Whether you’re towing a boat for a day of fishing, pulling a camper for a weekend in the great outdoors or towing a trailer full of items from one spot to another, towing remains popular among scores of Americans.
But while towing a boat to the local lake for a day out on the water can be fun, too often activities that involve towing end in accidents. The NHTSA reports that there are over 50,000 accidents every year related to towing.
To make sure you’re doing it right and are still able to tow your boat, car, RV or other item around, here are some key dos-and-don’ts.
A weight distribution hitch is essential. This helps ensure a smooth ride while you’re towing and keeps both the thing being towed and the towing vehicle level while allowing you to two the maximum capacity of whatever hitch you have. A weight distribution hitch improves your ability to steer and to stop, corrects tow vehicle sag and can correct trailer sway when used with sway control. Weight distribution systems are recommended if your trailer weight is more than 50 percent of your vehicle’s weight.
Let’s say you’re towing a boat with an everyday rear-mounted hitch. When you do that, the tongue weight of the trailer is transferred to your vehicle’s rear axle, which can cause the back end of your vehicle to be raised. Over time, that rear axle is taking the weight of both the trailer and the vehicle itself. This can lead to a decrease in vehicle performance and cause trailer sway.
Instead of dealing with this sort of problem, a weight distribution hitch can make things a lot easier and safer. A weight distribution system uses spring bars to apply leverage on the system. This transfers the weight of your trailer load to the axles on your vehicle and the trailer.
You might be wondering, how do I know if I need a weight distribution system. You might need one if:
- The weight of your trailer is more than half of your vehicle’s weight.
- You have trailer sway when towing.
- You’re having difficulty steering.
- You notice the rear of your vehicle sags when hooked up to a trailer.
Whether by crosswinds, too little spring bar tension or poor weight distribution in the trailer, trailer sway happens a lot. In fact, a 35-mph crosswind could put as much as 3,440 pounds of force pushing on the side of a large trailer, according to a study by Knott Laboratory.
Using a weight distribution system can help limit trailer sway by making the weight more evenly distributed. A sway control device is almost standard when it comes to weight distribution systems. In fact, in many cases, sway control is build into them. Trailer sway devices come in 2 basic types – those that reduce sway once it has begun and those that work to prevent sway altogether.
Sway control systems rely on friction to keep your trailer from moving around too much once swaying has begun. Independent friction sway control bolts onto one end of a trailer frame and the other end is hooked to a sway control hitch on the other end. These attachments help supply tension to keep the trailer in a straight line.
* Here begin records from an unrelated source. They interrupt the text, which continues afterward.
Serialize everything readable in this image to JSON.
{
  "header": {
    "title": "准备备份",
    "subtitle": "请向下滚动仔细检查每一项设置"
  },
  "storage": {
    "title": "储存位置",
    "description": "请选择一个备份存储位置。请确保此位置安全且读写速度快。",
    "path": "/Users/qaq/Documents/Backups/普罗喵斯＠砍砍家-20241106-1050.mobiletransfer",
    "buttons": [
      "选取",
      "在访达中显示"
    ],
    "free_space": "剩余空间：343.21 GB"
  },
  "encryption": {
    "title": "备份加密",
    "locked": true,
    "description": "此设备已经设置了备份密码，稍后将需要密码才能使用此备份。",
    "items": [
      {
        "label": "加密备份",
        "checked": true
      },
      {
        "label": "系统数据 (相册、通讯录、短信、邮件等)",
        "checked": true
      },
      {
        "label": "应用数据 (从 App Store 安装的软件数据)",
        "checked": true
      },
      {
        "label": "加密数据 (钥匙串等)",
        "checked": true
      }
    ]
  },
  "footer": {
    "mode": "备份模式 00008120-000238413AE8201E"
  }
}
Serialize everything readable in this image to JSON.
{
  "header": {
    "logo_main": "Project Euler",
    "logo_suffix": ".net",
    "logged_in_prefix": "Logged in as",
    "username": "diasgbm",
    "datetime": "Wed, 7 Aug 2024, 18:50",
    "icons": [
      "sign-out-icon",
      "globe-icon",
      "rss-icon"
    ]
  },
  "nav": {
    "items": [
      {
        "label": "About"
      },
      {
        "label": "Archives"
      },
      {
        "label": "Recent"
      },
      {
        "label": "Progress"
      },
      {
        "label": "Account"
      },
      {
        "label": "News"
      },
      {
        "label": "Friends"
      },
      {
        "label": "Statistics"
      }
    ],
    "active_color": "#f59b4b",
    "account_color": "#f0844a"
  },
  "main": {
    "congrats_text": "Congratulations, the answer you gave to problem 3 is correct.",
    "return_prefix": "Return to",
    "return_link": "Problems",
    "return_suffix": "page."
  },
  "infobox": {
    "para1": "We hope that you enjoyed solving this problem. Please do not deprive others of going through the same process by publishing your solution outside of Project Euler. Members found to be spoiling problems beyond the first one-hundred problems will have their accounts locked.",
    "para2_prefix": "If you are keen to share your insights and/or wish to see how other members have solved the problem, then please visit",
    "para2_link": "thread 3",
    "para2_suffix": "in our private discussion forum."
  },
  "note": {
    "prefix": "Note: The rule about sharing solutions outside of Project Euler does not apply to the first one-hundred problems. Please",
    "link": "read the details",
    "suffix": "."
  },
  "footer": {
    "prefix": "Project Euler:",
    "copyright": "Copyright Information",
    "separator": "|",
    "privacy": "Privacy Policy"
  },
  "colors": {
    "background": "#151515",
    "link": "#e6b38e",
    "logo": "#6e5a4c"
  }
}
As a vehicle moves, friction pads work to create resistance to help in correcting trailer sway and controlling trailer sway.
Dependent sway (2-point) control is built into weight distribution systems are create resistance when a trailer moves to force it to stay in line. If a trailer is going to sway under this configuration, it must overcome a great deal of resistance and make the frictional resistance brackets on both sides slide underneath the system’s spring bars.
There are many types of weight distribution systems available to give you plenty of sway control and help with trailer sway control. If you’re in the market for one, know that weight distribution hitches come in two weight ratings: gross trailer weight (weight of a fully loaded trailer in towing condition) and tongue weight (weight of the cargo you’re towing and the weight of the cargo behind your vehicle’s rear axle).
To help you sort it all out, trailer manufacturing companies can help you find the best system for your needs.